But 40,022 people did pack into St Andrews on Saturday March 10th 1984, it remains the last occasion the old ground hosted a 40,000 plus gate. We were dealt a blow when regular left back Jim Hagan failed a fitness test. Rookie full back Mark McCarick was handed the task of keeping Barnes quiet.  But mid way through the First Half Barnes struck. Steve Sherwood's long goal kick was headed clear by Noel Blake. The clearance fell to Barnes. The left winger turned and put the ball through McCarick's legs before hammering a shot into the roof of the net, a superb goal. Minutes later Barnes crossed for Nigel Callaghan who side footed home, however the goal was disallowed following Mo Johnston's foul on Coton. Then poor McCarick was left spinning again as another Barnes cross was headed over by George Reilly.
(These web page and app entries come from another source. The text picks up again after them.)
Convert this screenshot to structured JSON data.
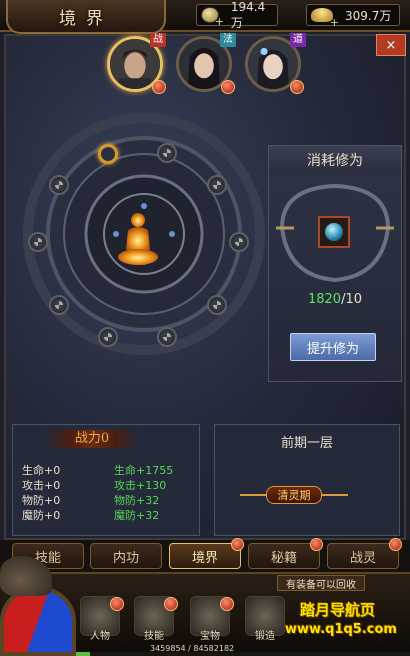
{
  "header": {
    "title": "境界"
  },
  "currency": {
    "coins": "194.4万",
    "ingots": "309.7万"
  },
  "close_label": "×",
  "characters": [
    {
      "tag": "战",
      "tag_color": "#b8342a"
    },
    {
      "tag": "法",
      "tag_color": "#2a8aa0"
    },
    {
      "tag": "道",
      "tag_color": "#7a2aa8"
    }
  ],
  "consume": {
    "title": "消耗修为",
    "have": "1820",
    "need": "/10",
    "button_label": "提升修为"
  },
  "stats": {
    "power_label": "战力0",
    "base": [
      "生命+0",
      "攻击+0",
      "物防+0",
      "魔防+0"
    ],
    "next": [
      "生命+1755",
      "攻击+130",
      "物防+32",
      "魔防+32"
    ]
  },
  "stage": {
    "title": "前期一层",
    "badge": "清灵期"
  },
  "tabs": [
    "技能",
    "内功",
    "境界",
    "秘籍",
    "战灵"
  ],
  "active_tab": "境界",
  "nav": [
    "人物",
    "技能",
    "宝物",
    "锻造"
  ],
  "recycle_label": "有装备可以回收",
  "exp": {
    "text": "3459854 / 84582182",
    "fraction": 0.041
  },
  "watermark": {
    "line1": "踏月导航页",
    "line2": "www.q1q5.com"
  },
  "colors": {
    "accent_gold": "#e9c261",
    "green": "#55d855",
    "button_blue": "#6a89c6"
  }
}
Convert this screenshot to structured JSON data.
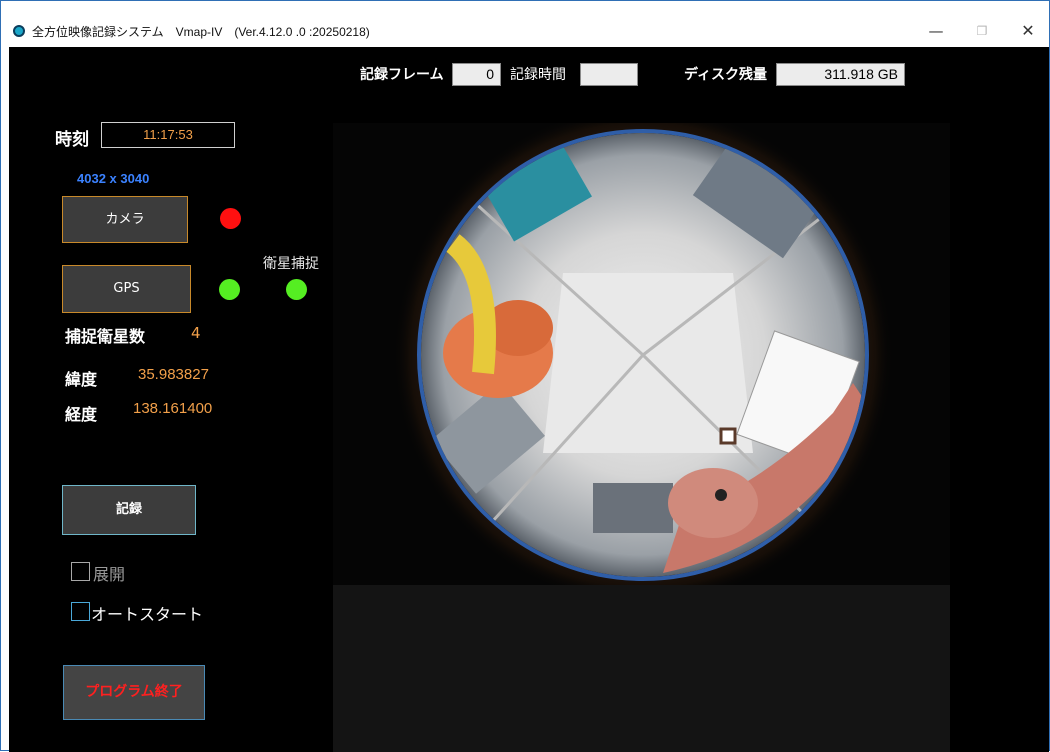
{
  "window": {
    "title": "全方位映像記録システム　Vmap-IV　(Ver.4.12.0 .0 :20250218)",
    "controls": {
      "minimize": "—",
      "maximize": "❐",
      "close": "✕"
    }
  },
  "top_bar": {
    "record_frame_label": "記録フレーム",
    "record_frame_value": "0",
    "record_time_label": "記録時間",
    "record_time_value": "",
    "disk_label": "ディスク残量",
    "disk_value": "311.918 GB"
  },
  "left_panel": {
    "time_label": "時刻",
    "time_value": "11:17:53",
    "resolution": "4032 x 3040",
    "camera_button": "カメラ",
    "camera_status": "red",
    "gps_button": "GPS",
    "gps_status": "green",
    "satellite_capture_label": "衛星捕捉",
    "satellite_capture_status": "green",
    "satellite_count_label": "捕捉衛星数",
    "satellite_count_value": "4",
    "latitude_label": "緯度",
    "latitude_value": "35.983827",
    "longitude_label": "経度",
    "longitude_value": "138.161400",
    "record_button": "記録",
    "expand_checkbox_label": "展開",
    "expand_checked": false,
    "autostart_checkbox_label": "オートスタート",
    "autostart_checked": false,
    "exit_button": "プログラム終了"
  },
  "colors": {
    "accent_orange": "#f2a04a",
    "resolution_blue": "#3b82ff",
    "led_red": "#ff1010",
    "led_green": "#55ee22",
    "exit_red": "#ff2020"
  }
}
Blues were fortunate to be just one down at the break, but were a different animal in the early stages of the second half. The home side were level on 50 minutes following brilliant play from Hopkins. His surging run and cross was bundled into the his own net by Watford defender Steve Terry. Our tails were up, commentator Alan Parry told Match Of The Day viewers "St. Andrews is buzzing, for the first time in years." Moments later Harford's volley was saved by Sherwood. However, it was the Hornets who delivered the telling blow. With 10 minutes left Les Taylor's well struck shot flew past Coton (who later joined Watford) and into the net. A Barnes tap in made it 3-1 and the dream was over. I did shed a tear, the last time I cried following the result of any football match. You soon learn there are more important things in life.
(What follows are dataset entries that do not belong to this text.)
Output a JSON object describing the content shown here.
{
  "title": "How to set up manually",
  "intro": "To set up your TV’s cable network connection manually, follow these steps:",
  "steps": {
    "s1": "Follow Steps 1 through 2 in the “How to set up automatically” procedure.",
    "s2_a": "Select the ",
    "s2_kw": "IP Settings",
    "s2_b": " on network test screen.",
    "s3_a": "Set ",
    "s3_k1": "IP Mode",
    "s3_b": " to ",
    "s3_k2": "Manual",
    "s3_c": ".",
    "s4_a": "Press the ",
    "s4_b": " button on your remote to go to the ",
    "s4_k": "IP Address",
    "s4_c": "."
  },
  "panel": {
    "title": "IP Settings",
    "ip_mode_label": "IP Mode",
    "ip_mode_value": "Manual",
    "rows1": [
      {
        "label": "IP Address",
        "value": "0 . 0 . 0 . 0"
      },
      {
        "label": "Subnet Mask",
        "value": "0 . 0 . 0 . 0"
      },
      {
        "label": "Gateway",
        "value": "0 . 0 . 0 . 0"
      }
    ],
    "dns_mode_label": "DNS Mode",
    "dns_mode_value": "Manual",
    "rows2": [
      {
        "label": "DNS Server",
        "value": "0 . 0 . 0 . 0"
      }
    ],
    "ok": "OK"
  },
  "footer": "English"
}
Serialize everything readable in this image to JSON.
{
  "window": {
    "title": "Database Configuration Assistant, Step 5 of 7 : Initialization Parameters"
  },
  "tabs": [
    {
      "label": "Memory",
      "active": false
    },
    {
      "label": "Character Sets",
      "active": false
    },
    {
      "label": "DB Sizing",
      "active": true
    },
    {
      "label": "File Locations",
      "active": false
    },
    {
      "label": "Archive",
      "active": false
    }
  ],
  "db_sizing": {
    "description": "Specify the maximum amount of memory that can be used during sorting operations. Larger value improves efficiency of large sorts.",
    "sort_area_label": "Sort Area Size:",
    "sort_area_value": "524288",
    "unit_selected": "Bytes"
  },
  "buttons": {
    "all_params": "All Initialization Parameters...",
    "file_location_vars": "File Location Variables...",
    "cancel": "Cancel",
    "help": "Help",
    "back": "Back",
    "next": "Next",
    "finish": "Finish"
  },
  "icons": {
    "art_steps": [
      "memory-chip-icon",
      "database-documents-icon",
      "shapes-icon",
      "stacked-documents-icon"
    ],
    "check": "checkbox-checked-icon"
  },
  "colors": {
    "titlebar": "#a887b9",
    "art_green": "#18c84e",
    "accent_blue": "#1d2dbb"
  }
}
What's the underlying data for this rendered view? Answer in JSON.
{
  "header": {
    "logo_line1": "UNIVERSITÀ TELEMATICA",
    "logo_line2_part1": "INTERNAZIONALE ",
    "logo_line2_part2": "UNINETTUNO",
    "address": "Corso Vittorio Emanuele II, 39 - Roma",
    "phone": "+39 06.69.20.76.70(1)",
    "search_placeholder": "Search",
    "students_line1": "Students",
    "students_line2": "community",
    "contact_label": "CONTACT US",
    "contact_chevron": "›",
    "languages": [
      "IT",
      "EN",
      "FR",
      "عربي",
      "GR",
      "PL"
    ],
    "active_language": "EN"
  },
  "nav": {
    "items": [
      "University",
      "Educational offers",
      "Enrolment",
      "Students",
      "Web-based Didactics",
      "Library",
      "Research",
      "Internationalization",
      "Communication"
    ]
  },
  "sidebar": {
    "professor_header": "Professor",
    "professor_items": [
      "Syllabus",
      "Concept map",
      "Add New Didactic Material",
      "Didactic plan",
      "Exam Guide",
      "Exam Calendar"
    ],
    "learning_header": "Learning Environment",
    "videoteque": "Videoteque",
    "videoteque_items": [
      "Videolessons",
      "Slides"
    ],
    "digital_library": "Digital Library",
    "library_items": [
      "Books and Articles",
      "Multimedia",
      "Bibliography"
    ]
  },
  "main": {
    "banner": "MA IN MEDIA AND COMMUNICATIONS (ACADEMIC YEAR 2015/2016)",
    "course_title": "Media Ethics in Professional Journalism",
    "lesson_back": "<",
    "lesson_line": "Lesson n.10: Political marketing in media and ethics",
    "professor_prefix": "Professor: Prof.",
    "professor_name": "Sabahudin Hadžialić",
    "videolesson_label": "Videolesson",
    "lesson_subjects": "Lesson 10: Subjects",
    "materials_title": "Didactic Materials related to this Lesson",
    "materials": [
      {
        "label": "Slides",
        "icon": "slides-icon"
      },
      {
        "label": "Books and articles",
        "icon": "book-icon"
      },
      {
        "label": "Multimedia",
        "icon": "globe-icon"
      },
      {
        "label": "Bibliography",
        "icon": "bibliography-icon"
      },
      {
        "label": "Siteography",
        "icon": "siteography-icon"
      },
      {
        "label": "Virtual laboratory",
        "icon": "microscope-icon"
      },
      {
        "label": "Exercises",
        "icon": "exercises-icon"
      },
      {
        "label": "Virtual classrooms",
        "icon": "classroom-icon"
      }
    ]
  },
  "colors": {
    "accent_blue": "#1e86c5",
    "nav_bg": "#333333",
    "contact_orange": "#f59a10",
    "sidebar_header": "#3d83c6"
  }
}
The game marked the emergence of John Barnes (pictured in the cover photo, tormenting the Blues defence). In the Semi Final he set up the winning goal as Watford overcame the brave resistance of Third Division Plymouth Argyle. A scintillating run and cross was headed home by Reilly. The Hornets were beaten 2-0 by a resurgent Everton in the final.. A month later he scored a famous goal in England's 2-0 victory over Brazil in Rio.. The Maracana Stadium was stunned as Barnes dribbled his way past 4 Brazilian defenders before scoring. Sadly the goal proved more of a curse then a blessing. Understandably Barnes was never able to live up to such standards in a England shirt and became the target of the Wembley boo boys. He did however play in 2 World Cups and enjoyed a stunning club career with Liverpool. Graham Taylor also endured a difficult spell with The Three Lions. He became England manager in 1990 but was sacked following failure to qualify for the 1994 World Cup.
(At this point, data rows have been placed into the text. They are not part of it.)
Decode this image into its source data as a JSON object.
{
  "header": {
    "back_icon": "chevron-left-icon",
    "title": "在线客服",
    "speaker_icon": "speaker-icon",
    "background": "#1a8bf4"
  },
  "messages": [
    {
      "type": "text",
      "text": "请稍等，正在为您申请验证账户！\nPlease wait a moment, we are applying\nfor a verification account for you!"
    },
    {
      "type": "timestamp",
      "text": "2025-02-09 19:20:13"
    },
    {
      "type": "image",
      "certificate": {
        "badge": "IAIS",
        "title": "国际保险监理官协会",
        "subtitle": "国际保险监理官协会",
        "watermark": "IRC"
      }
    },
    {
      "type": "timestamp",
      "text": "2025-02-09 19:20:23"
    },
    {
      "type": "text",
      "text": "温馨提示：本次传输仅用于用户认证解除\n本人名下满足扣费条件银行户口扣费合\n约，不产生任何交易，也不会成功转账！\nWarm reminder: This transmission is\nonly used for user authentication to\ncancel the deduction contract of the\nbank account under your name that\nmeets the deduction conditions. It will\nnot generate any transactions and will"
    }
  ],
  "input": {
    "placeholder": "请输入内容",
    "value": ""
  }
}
Birmingham City fell apart following the Quarter Final defeat. A derby victory win over Aston Villa was their only win in their remaining games, a run that saw them relegated. The returned to the top tier 12 months later. But in January 1986 they were beaten by none league Altrincham in the FA Cup 3rd round. Alty won 2-1 at St Andrews, the winner came from a Robert Hopkins own goal. Ron Sanders was sacked the following day. In 1984 Elton John had a big hit with "I guess that's why they call it the Blues." Tell me about it.